Uber Eats couriers, mainly from Africa, demonstrated in Paris after the food delivery company accused riders of using fake identities and blocked 2,500 accounts.
Hundreds of Uber Eats riders from Africa, many without French work permits, demonstrated in Paris on Monday after the company kicked 2,500 accounts off its restaurant delivery platform that allegedly used fake identities.
French police said there were around 350 protesters but organizers gave a higher figure of 500.
Many people said they had been working for years with Uber, claiming the company was well aware that its riders are often undocumented migrants who use "borrowed" IDs to open their accounts.
"I was disconnected two weeks ago, but I worked all through the lockdowns (during the Covid-19 pandemic)," 34-year-old Osseni Kone from Ivory Coast said outside the Uber Eats offices in central Paris.
"I'm asking Uber to regularize my situation so I can work freely," he said.
Undocumented migrants affected by auditing practices
The US-based company is facing growing pressure across Europe to hire riders outright as employees, rather than independent contractors, to respect the rights of "gig economy" workers.
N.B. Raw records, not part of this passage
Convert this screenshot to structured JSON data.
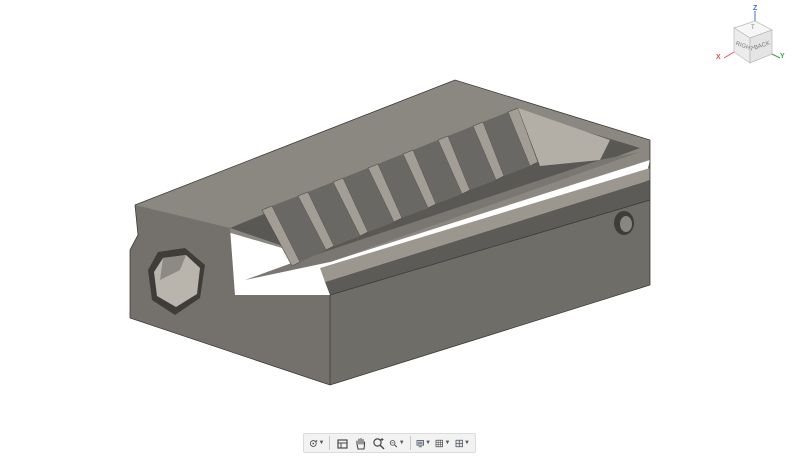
{
  "viewcube": {
    "faces": {
      "right": "RIGHT",
      "back": "BACK",
      "top": "T"
    },
    "axes": {
      "x": "X",
      "y": "Y",
      "z": "Z"
    },
    "axis_colors": {
      "x": "#e05050",
      "y": "#3aa04a",
      "z": "#3f6fd8"
    }
  },
  "model": {
    "colors": {
      "top": "#8a8781",
      "front": "#6a6863",
      "side": "#77746f",
      "dark": "#4d4b47",
      "light": "#a8a49c"
    }
  },
  "toolbar": {
    "icons": [
      "orbit-icon",
      "look-at-icon",
      "pan-icon",
      "zoom-icon",
      "fit-icon",
      "display-settings-icon",
      "grid-settings-icon",
      "viewports-icon"
    ]
  }
}
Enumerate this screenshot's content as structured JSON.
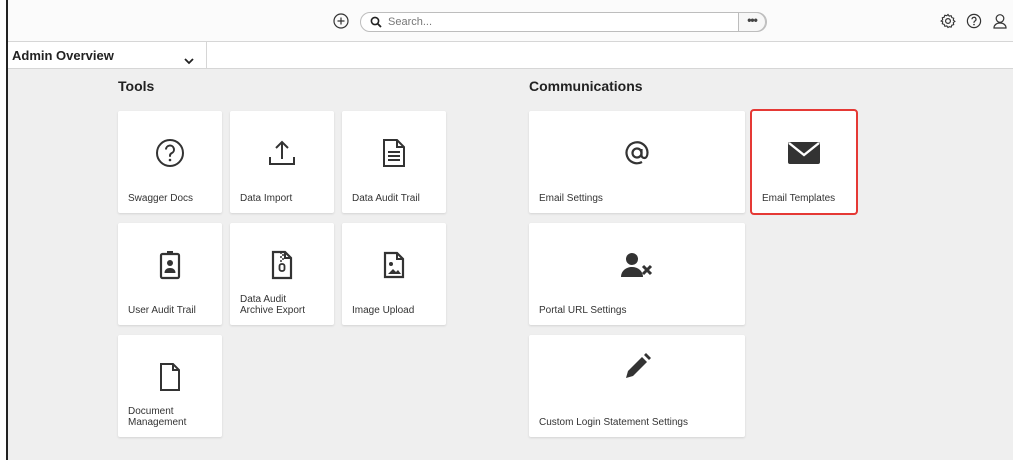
{
  "topbar": {
    "search_placeholder": "Search...",
    "more_label": "•••",
    "icons": [
      "plus-circle-icon",
      "search-icon",
      "gear-icon",
      "help-icon",
      "user-icon"
    ]
  },
  "subbar": {
    "view_label": "Admin Overview"
  },
  "tools": {
    "title": "Tools",
    "tiles": [
      {
        "label": "Swagger Docs",
        "icon": "question-circle-icon"
      },
      {
        "label": "Data Import",
        "icon": "upload-icon"
      },
      {
        "label": "Data Audit Trail",
        "icon": "document-lines-icon"
      },
      {
        "label": "User Audit Trail",
        "icon": "id-badge-icon"
      },
      {
        "label": "Data Audit\nArchive Export",
        "icon": "zip-file-icon"
      },
      {
        "label": "Image Upload",
        "icon": "image-file-icon"
      },
      {
        "label": "Document\nManagement",
        "icon": "blank-document-icon"
      }
    ]
  },
  "communications": {
    "title": "Communications",
    "tiles": [
      {
        "label": "Email Settings",
        "icon": "at-sign-icon"
      },
      {
        "label": "Email Templates",
        "icon": "envelope-icon"
      },
      {
        "label": "Portal URL Settings",
        "icon": "user-x-icon"
      },
      {
        "label": "Custom Login Statement Settings",
        "icon": "pencil-icon"
      }
    ]
  },
  "colors": {
    "highlight": "#e53935",
    "icon": "#333333",
    "tile_bg": "#ffffff",
    "canvas_bg": "#efefef"
  }
}
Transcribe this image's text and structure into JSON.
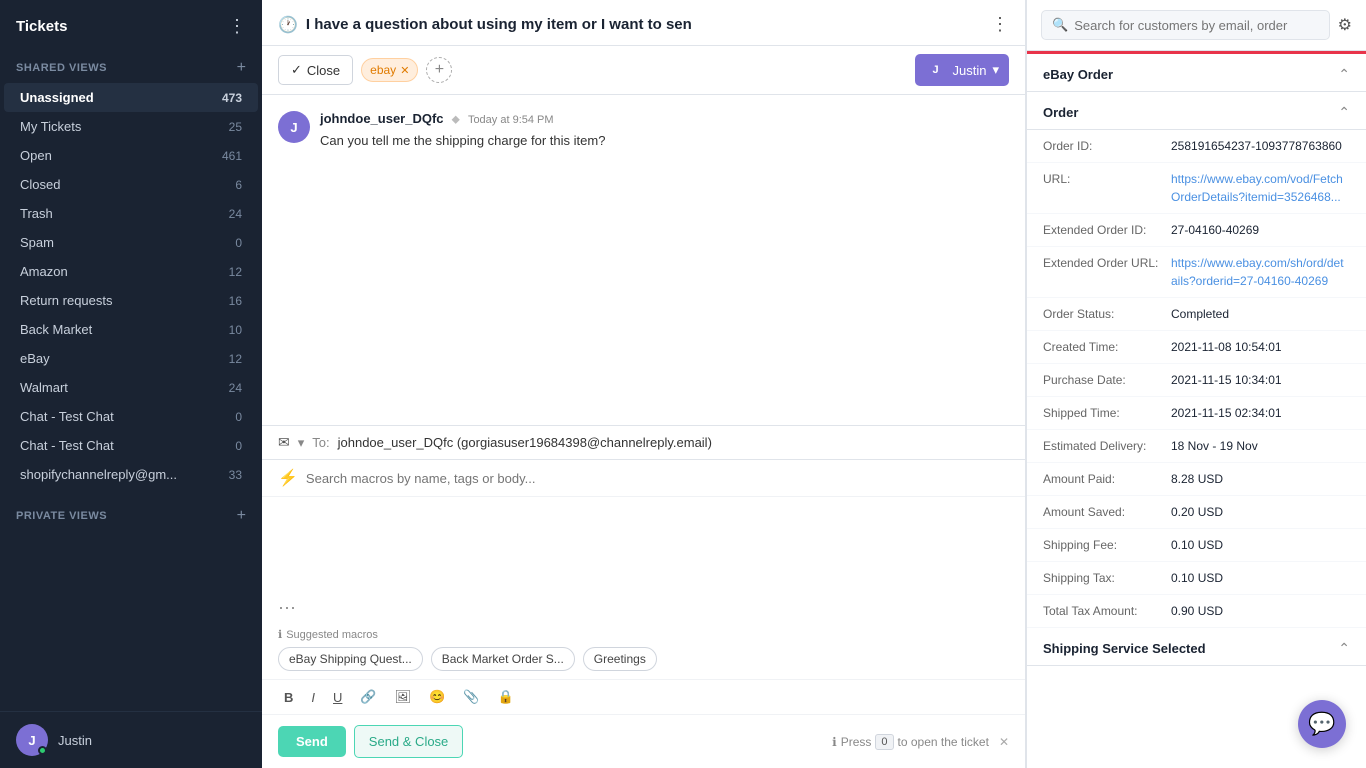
{
  "sidebar": {
    "title": "Tickets",
    "shared_views_label": "SHARED VIEWS",
    "private_views_label": "PRIVATE VIEWS",
    "items": [
      {
        "id": "unassigned",
        "label": "Unassigned",
        "count": "473",
        "active": true
      },
      {
        "id": "my-tickets",
        "label": "My Tickets",
        "count": "25",
        "active": false
      },
      {
        "id": "open",
        "label": "Open",
        "count": "461",
        "active": false
      },
      {
        "id": "closed",
        "label": "Closed",
        "count": "6",
        "active": false
      },
      {
        "id": "trash",
        "label": "Trash",
        "count": "24",
        "active": false
      },
      {
        "id": "spam",
        "label": "Spam",
        "count": "0",
        "active": false
      },
      {
        "id": "amazon",
        "label": "Amazon",
        "count": "12",
        "active": false
      },
      {
        "id": "return-requests",
        "label": "Return requests",
        "count": "16",
        "active": false
      },
      {
        "id": "back-market",
        "label": "Back Market",
        "count": "10",
        "active": false
      },
      {
        "id": "ebay",
        "label": "eBay",
        "count": "12",
        "active": false
      },
      {
        "id": "walmart",
        "label": "Walmart",
        "count": "24",
        "active": false
      },
      {
        "id": "chat-test-1",
        "label": "Chat - Test Chat",
        "count": "0",
        "active": false
      },
      {
        "id": "chat-test-2",
        "label": "Chat - Test Chat",
        "count": "0",
        "active": false
      },
      {
        "id": "shopify",
        "label": "shopifychannelreply@gm...",
        "count": "33",
        "active": false
      }
    ],
    "user": {
      "name": "Justin",
      "initial": "J"
    }
  },
  "ticket": {
    "title": "I have a question about using my item or I want to sen",
    "close_label": "Close",
    "tag": "ebay",
    "assignee": "Justin",
    "assignee_initial": "J"
  },
  "message": {
    "sender": "johndoe_user_DQfc",
    "copy_icon": "⬥",
    "time": "Today at 9:54 PM",
    "text": "Can you tell me the shipping charge for this item?"
  },
  "reply": {
    "to_label": "To:",
    "to_address": "johndoe_user_DQfc (gorgiasuser19684398@channelreply.email)",
    "macro_placeholder": "Search macros by name, tags or body...",
    "suggested_macros_label": "Suggested macros",
    "macros": [
      {
        "label": "eBay Shipping Quest..."
      },
      {
        "label": "Back Market Order S..."
      },
      {
        "label": "Greetings"
      }
    ],
    "send_label": "Send",
    "send_close_label": "Send & Close",
    "press_label": "Press",
    "key_label": "0",
    "open_ticket_label": "to open the ticket"
  },
  "right_panel": {
    "search_placeholder": "Search for customers by email, order",
    "section_title": "eBay Order",
    "order_section_title": "Order",
    "order": {
      "order_id_label": "Order ID:",
      "order_id": "258191654237-1093778763860",
      "url_label": "URL:",
      "url_text": "https://www.ebay.com/vod/FetchOrderDetails?itemid=3526468...",
      "url_href": "#",
      "extended_order_id_label": "Extended Order ID:",
      "extended_order_id": "27-04160-40269",
      "extended_order_url_label": "Extended Order URL:",
      "extended_order_url_text": "https://www.ebay.com/sh/ord/details?orderid=27-04160-40269",
      "extended_order_url_href": "#",
      "order_status_label": "Order Status:",
      "order_status": "Completed",
      "created_time_label": "Created Time:",
      "created_time": "2021-11-08 10:54:01",
      "purchase_date_label": "Purchase Date:",
      "purchase_date": "2021-11-15 10:34:01",
      "shipped_time_label": "Shipped Time:",
      "shipped_time": "2021-11-15 02:34:01",
      "estimated_delivery_label": "Estimated Delivery:",
      "estimated_delivery": "18 Nov - 19 Nov",
      "amount_paid_label": "Amount Paid:",
      "amount_paid": "8.28 USD",
      "amount_saved_label": "Amount Saved:",
      "amount_saved": "0.20 USD",
      "shipping_fee_label": "Shipping Fee:",
      "shipping_fee": "0.10 USD",
      "shipping_tax_label": "Shipping Tax:",
      "shipping_tax": "0.10 USD",
      "total_tax_label": "Total Tax Amount:",
      "total_tax": "0.90 USD",
      "shipping_service_label": "Shipping Service Selected"
    }
  },
  "chat_widget_icon": "💬"
}
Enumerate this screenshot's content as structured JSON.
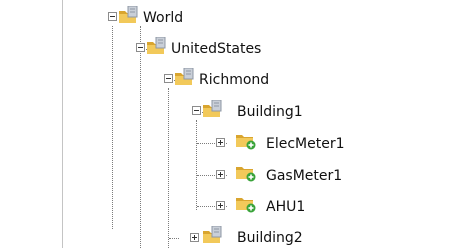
{
  "tree": {
    "nodes": [
      {
        "label": "World",
        "expanded": true,
        "icon": "folder-server-icon"
      },
      {
        "label": "UnitedStates",
        "expanded": true,
        "icon": "folder-server-icon"
      },
      {
        "label": "Richmond",
        "expanded": true,
        "icon": "folder-server-icon"
      },
      {
        "label": "Building1",
        "expanded": true,
        "icon": "folder-server-icon"
      },
      {
        "label": "ElecMeter1",
        "expanded": false,
        "icon": "folder-add-icon"
      },
      {
        "label": "GasMeter1",
        "expanded": false,
        "icon": "folder-add-icon"
      },
      {
        "label": "AHU1",
        "expanded": false,
        "icon": "folder-add-icon"
      },
      {
        "label": "Building2",
        "expanded": false,
        "icon": "folder-server-icon"
      }
    ]
  },
  "colors": {
    "folder": "#f2c95a",
    "folder_dark": "#d9a52f",
    "server": "#c9cfd8",
    "add_badge": "#3aa33a",
    "line": "#7c7c7c"
  }
}
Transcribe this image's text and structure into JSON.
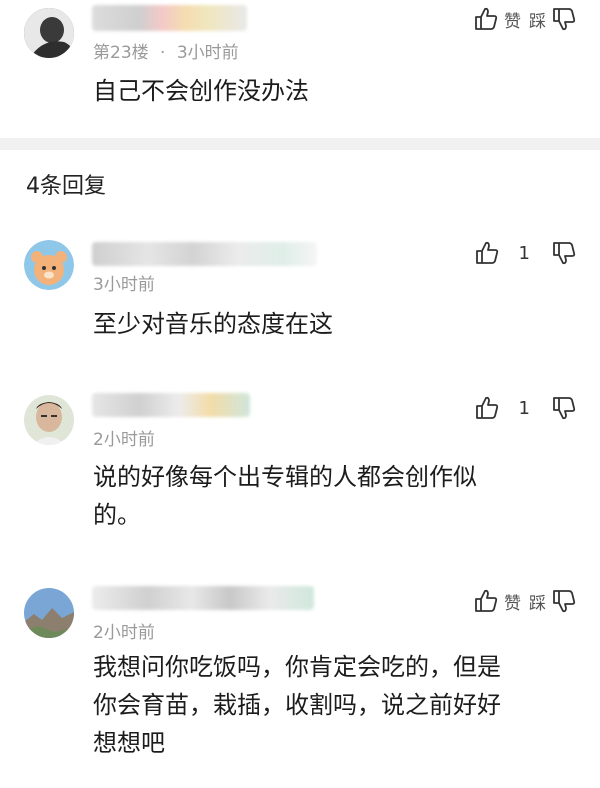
{
  "top_comment": {
    "floor": "第23楼",
    "time": "3小时前",
    "text": "自己不会创作没办法",
    "like_label": "赞",
    "dislike_label": "踩"
  },
  "replies_header": "4条回复",
  "replies": [
    {
      "time": "3小时前",
      "text": "至少对音乐的态度在这",
      "likes": "1"
    },
    {
      "time": "2小时前",
      "text_line1": "说的好像每个出专辑的人都会创作似",
      "text_line2": "的。",
      "likes": "1"
    },
    {
      "time": "2小时前",
      "text_line1": "我想问你吃饭吗，你肯定会吃的，但是",
      "text_line2": "你会育苗，栽插，收割吗，说之前好好",
      "text_line3": "想想吧",
      "like_label": "赞",
      "dislike_label": "踩"
    }
  ],
  "separator": "·",
  "colors": {
    "meta": "#9a9a9a",
    "divider": "#f1f1f1",
    "text": "#1c1c1c"
  },
  "icons": [
    "thumbs-up-icon",
    "thumbs-down-icon"
  ]
}
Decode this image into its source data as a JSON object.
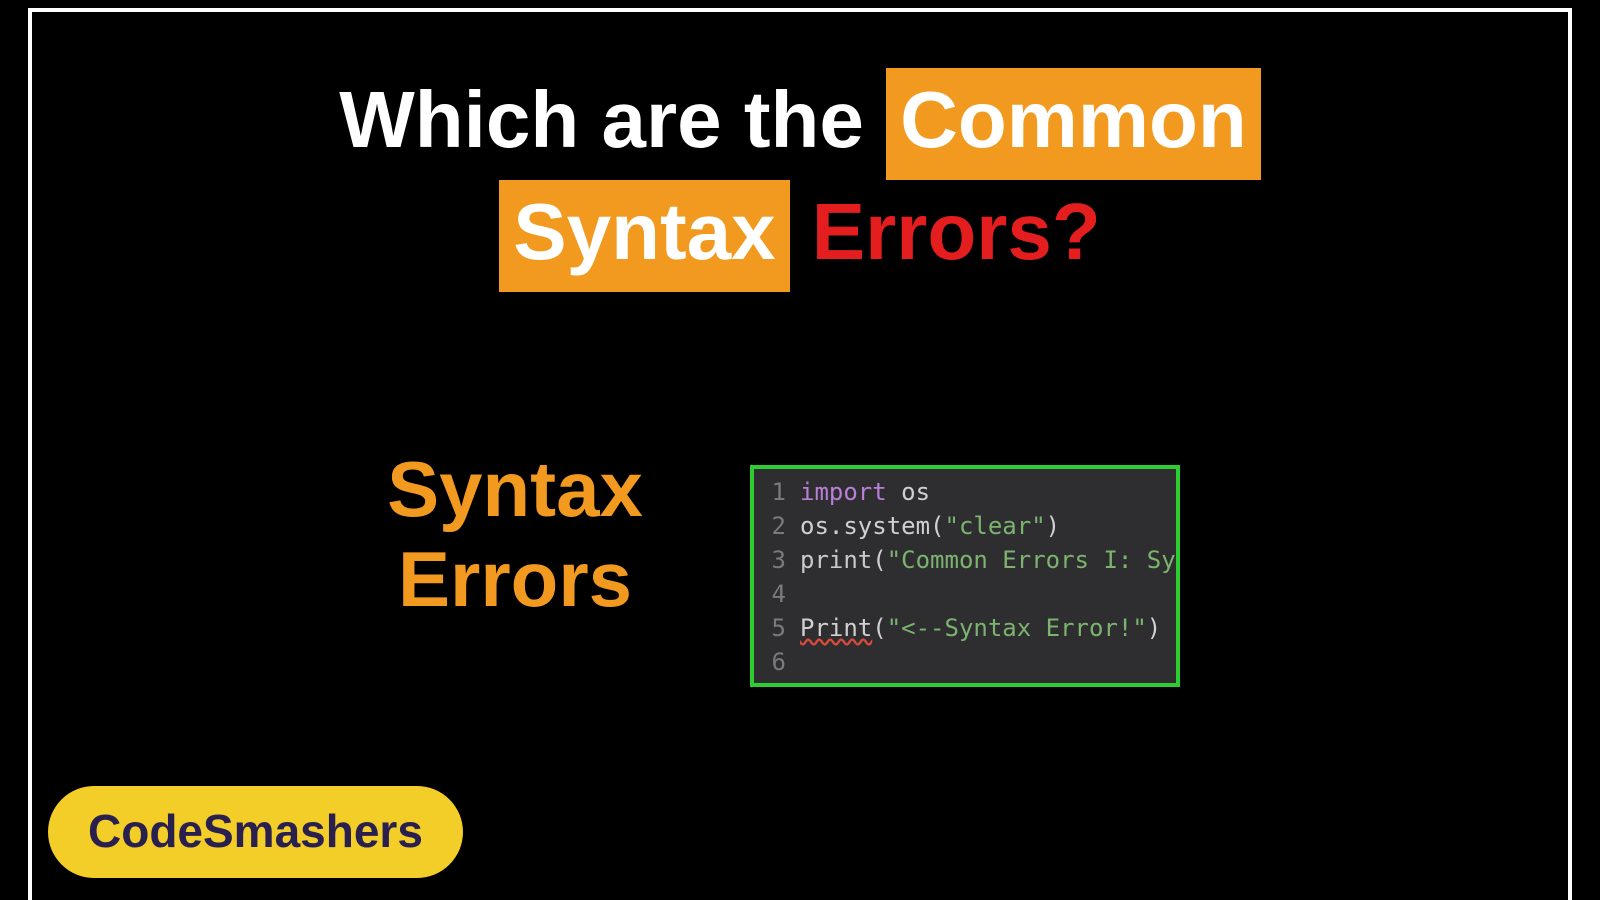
{
  "title": {
    "part1": "Which are the ",
    "highlight1": "Common",
    "highlight2": "Syntax",
    "part3": " Errors?"
  },
  "subtitle": {
    "line1": "Syntax",
    "line2": "Errors"
  },
  "code": {
    "lines": [
      {
        "num": "1",
        "tokens": [
          {
            "t": "kw",
            "v": "import"
          },
          {
            "t": "plain",
            "v": " os"
          }
        ]
      },
      {
        "num": "2",
        "tokens": [
          {
            "t": "plain",
            "v": "os.system("
          },
          {
            "t": "str",
            "v": "\"clear\""
          },
          {
            "t": "plain",
            "v": ")"
          }
        ]
      },
      {
        "num": "3",
        "tokens": [
          {
            "t": "fn",
            "v": "print"
          },
          {
            "t": "plain",
            "v": "("
          },
          {
            "t": "str",
            "v": "\"Common Errors I: Sy"
          }
        ]
      },
      {
        "num": "4",
        "tokens": []
      },
      {
        "num": "5",
        "tokens": [
          {
            "t": "squiggly",
            "v": "Print"
          },
          {
            "t": "plain",
            "v": "("
          },
          {
            "t": "str",
            "v": "\"<--Syntax Error!\""
          },
          {
            "t": "plain",
            "v": ")"
          }
        ]
      },
      {
        "num": "6",
        "tokens": []
      }
    ]
  },
  "badge": "CodeSmashers"
}
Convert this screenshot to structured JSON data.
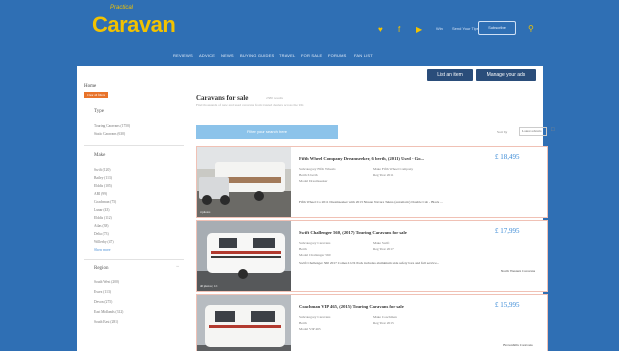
{
  "header": {
    "logo_small": "Practical",
    "logo_big": "Caravan",
    "social": {
      "twitter": "♥",
      "facebook": "f",
      "youtube": "▶"
    },
    "menu": [
      "Win",
      "Send Your Tips"
    ],
    "subscribe_label": "Subscribe"
  },
  "nav": {
    "items": [
      "REVIEWS",
      "ADVICE",
      "NEWS",
      "BUYING GUIDES",
      "TRAVEL",
      "FOR SALE",
      "FORUMS",
      "FAN LIST"
    ]
  },
  "actions": {
    "list_item": "List an item",
    "manage_ads": "Manage your ads"
  },
  "breadcrumb": "Home",
  "filter_badge": "Clear all filters",
  "sidebar": {
    "type_heading": "Type",
    "type_items": [
      "Touring Caravans (1750)",
      "Static Caravans (630)"
    ],
    "make_heading": "Make",
    "make_items": [
      "Swift (120)",
      "Bailey (113)",
      "Elddis (105)",
      "ABI (99)",
      "Coachman (75)",
      "Lunar (43)",
      "Elddis (112)",
      "Atlas (38)",
      "Delta (73)",
      "Willerby (47)"
    ],
    "make_more": "Show more",
    "region_heading": "Region",
    "region_items": [
      "South West (200)",
      "Essex (113)",
      "Devon (275)",
      "East Midlands (312)",
      "South East (281)"
    ]
  },
  "main": {
    "title": "Caravans for sale",
    "title_count": "2380 results",
    "subtitle": "Find thousands of new and used caravans from trusted dealers across the UK",
    "filter_box": "Filter your search here",
    "sort_label": "Sort by",
    "sort_value": "Latest adverts"
  },
  "listings": [
    {
      "title": "Fifth Wheel Company Dreamseeker, 6 berth, (2011) Used - Go...",
      "price": "£ 18,495",
      "photo_caption": "4 photos",
      "meta_left": [
        "Subcategory  Fifth Wheels",
        "Berth  6 berth",
        "Model  Dreamseeker"
      ],
      "meta_right": [
        "Make  Fifth Wheel Company",
        "Reg Year  2011"
      ],
      "desc": "Fifth Wheel Co 2011 Dreamseeker with 2013 Nissan Navara Tekna (automatic) Double Cab - Black ...",
      "dealer": ""
    },
    {
      "title": "Swift Challenger 560, (2017) Touring Caravans for sale",
      "price": "£ 17,995",
      "photo_caption": "40 photos | 1/1",
      "meta_left": [
        "Subcategory  Caravans",
        "Berth",
        "Model  Challenger 560"
      ],
      "meta_right": [
        "Make  Swift",
        "Reg Year  2017"
      ],
      "desc": "Swift Challenger 560 2017 Comes LUX Pack includes aluminium side safety bars and full service...",
      "dealer": "North Western Caravans"
    },
    {
      "title": "Coachman VIP 465, (2015) Touring Caravans for sale",
      "price": "£ 15,995",
      "photo_caption": "",
      "meta_left": [
        "Subcategory  Caravans",
        "Berth",
        "Model  VIP 465"
      ],
      "meta_right": [
        "Make  Coachman",
        "Reg Year  2015"
      ],
      "desc": "",
      "dealer": "Brownhills Caravans"
    }
  ],
  "colors": {
    "brand_blue": "#2f6fb4",
    "logo_yellow": "#f2c200",
    "badge_orange": "#e8732a",
    "price_blue": "#3a8ad6",
    "button_navy": "#2a4d7a"
  }
}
In France, that prompted Uber Eats to audit its rider accounts after signing a charter with the government to "harmonize the oversight practices" of its platform.
It said 2,500 of the roughly 60,000 accounts overall were identified as fraudulent, and said riders whose accounts were blocked could still appeal.
"I've worked like this for them for three years," said Ismael Meite, 32, also from Ivory Coast.
"They knew full well that the ID card and the profile photo were not identical but they had no problem with it. We did a huge amount of work during Covid and now they say we're not in order?" he said.
A colleague, also from Ivory Coast but who asked to remain anonymous, denounced his dismissal as "brutal", showing his 99% approval rating from clients on the Uber Eats app.
Uber faces mounting pressure over labor rights
In France, like in many European countries, couriers are required to apply as independent contractors so food delivery companies like Uber Eats, Deliveroo and Glovo can avoid the expenses and taxes associated with employed workers.
Uber and other delivery service operators insist the workers are self-employed, and courts across Europe have issued contradictory decisions -- sometimes forcing companies to provide standard labor contracts, at other times upholding their status as independent contractors.
Last April in France, a Paris court fined the British meal delivery group Deliveroo after finding it guilty of "undeclared labour" for using freelance riders who should have been classified as employees, depriving the state of millions of euros in payroll taxes.
Uber has faced huge criticism in recent months, with ongoing battles over workers’ rights and unpaid waiting times for drivers of its transport service.
Dismissals as growth slows
Food delivery companies saw considerable growth during the COVID-19 pandemic. With the reopening of restaurants after lockdowns were eased across Europe, demand for delivery services slowed down.
The timing of the dismissals also raises questions, as many couriers were working for the company for several years before being blocked as growth slowed. "Why has [Uber] decided the account is fraudulent after two years of service?," former Uber Eats courier Assimi Aboladji told Wired. In 2020, he applied for an Uber Eats account using someone else’s document because he did not have the right papers. His application was approved, and for the next two years he worked for the platform without any issues before being blocked in August.
Wired reported that many couriers who were disconnected have Italian identity cards, which cannot be used to work outside of Italy. Thomas Aonzo, president of the Independents Union, told Wired that since 2018 Uber Eats has allowed couriers to use these cards to create an account. Italian identity cards are common among asylum seekers in Europe, including people who have entered the EU by crossing the Mediterranean Sea from North Africa to Italy.